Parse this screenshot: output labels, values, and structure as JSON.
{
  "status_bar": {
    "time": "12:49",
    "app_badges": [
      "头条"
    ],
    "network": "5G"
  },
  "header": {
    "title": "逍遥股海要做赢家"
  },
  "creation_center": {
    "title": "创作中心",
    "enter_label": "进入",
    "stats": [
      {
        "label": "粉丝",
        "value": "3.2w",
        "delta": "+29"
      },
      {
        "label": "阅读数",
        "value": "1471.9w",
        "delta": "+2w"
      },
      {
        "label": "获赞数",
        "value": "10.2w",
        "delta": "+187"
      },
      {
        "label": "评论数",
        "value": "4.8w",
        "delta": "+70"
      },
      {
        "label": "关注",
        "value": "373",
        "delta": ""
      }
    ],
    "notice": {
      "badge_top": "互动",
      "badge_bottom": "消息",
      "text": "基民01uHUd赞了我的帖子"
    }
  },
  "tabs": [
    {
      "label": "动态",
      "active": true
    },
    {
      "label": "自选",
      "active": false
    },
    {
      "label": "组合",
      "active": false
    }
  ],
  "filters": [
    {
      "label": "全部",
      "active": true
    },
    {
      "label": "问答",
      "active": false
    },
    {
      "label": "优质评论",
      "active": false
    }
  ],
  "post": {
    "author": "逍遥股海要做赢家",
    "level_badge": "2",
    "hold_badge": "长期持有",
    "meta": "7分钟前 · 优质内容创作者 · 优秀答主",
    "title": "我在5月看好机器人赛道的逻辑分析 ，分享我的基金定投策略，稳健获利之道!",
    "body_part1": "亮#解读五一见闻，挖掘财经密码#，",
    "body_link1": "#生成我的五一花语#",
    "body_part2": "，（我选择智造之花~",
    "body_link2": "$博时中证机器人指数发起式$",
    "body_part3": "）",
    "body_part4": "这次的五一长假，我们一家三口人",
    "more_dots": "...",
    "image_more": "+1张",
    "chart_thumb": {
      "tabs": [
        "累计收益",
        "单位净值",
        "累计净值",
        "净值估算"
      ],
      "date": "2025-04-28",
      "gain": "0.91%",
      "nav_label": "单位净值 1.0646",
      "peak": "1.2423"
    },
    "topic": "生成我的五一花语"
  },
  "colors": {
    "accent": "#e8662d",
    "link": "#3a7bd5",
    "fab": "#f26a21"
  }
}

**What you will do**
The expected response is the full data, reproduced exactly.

**Your response**
Parse this screenshot: output labels, values, and structure as JSON.
{
  "status_bar": {
    "time": "12:49",
    "app_badges": [
      "头条"
    ],
    "network": "5G"
  },
  "header": {
    "title": "逍遥股海要做赢家"
  },
  "creation_center": {
    "title": "创作中心",
    "enter_label": "进入",
    "stats": [
      {
        "label": "粉丝",
        "value": "3.2w",
        "delta": "+29"
      },
      {
        "label": "阅读数",
        "value": "1471.9w",
        "delta": "+2w"
      },
      {
        "label": "获赞数",
        "value": "10.2w",
        "delta": "+187"
      },
      {
        "label": "评论数",
        "value": "4.8w",
        "delta": "+70"
      },
      {
        "label": "关注",
        "value": "373",
        "delta": ""
      }
    ],
    "notice": {
      "badge_top": "互动",
      "badge_bottom": "消息",
      "text": "基民01uHUd赞了我的帖子"
    }
  },
  "tabs": [
    {
      "label": "动态",
      "active": true
    },
    {
      "label": "自选",
      "active": false
    },
    {
      "label": "组合",
      "active": false
    }
  ],
  "filters": [
    {
      "label": "全部",
      "active": true
    },
    {
      "label": "问答",
      "active": false
    },
    {
      "label": "优质评论",
      "active": false
    }
  ],
  "post": {
    "author": "逍遥股海要做赢家",
    "level_badge": "2",
    "hold_badge": "长期持有",
    "meta": "7分钟前 · 优质内容创作者 · 优秀答主",
    "title": "我在5月看好机器人赛道的逻辑分析 ，分享我的基金定投策略，稳健获利之道!",
    "body_part1": "亮#解读五一见闻，挖掘财经密码#，",
    "body_link1": "#生成我的五一花语#",
    "body_part2": "，（我选择智造之花~",
    "body_link2": "$博时中证机器人指数发起式$",
    "body_part3": "）",
    "body_part4": "这次的五一长假，我们一家三口人",
    "more_dots": "...",
    "image_more": "+1张",
    "chart_thumb": {
      "tabs": [
        "累计收益",
        "单位净值",
        "累计净值",
        "净值估算"
      ],
      "date": "2025-04-28",
      "gain": "0.91%",
      "nav_label": "单位净值 1.0646",
      "peak": "1.2423"
    },
    "topic": "生成我的五一花语"
  },
  "colors": {
    "accent": "#e8662d",
    "link": "#3a7bd5",
    "fab": "#f26a21"
  }
}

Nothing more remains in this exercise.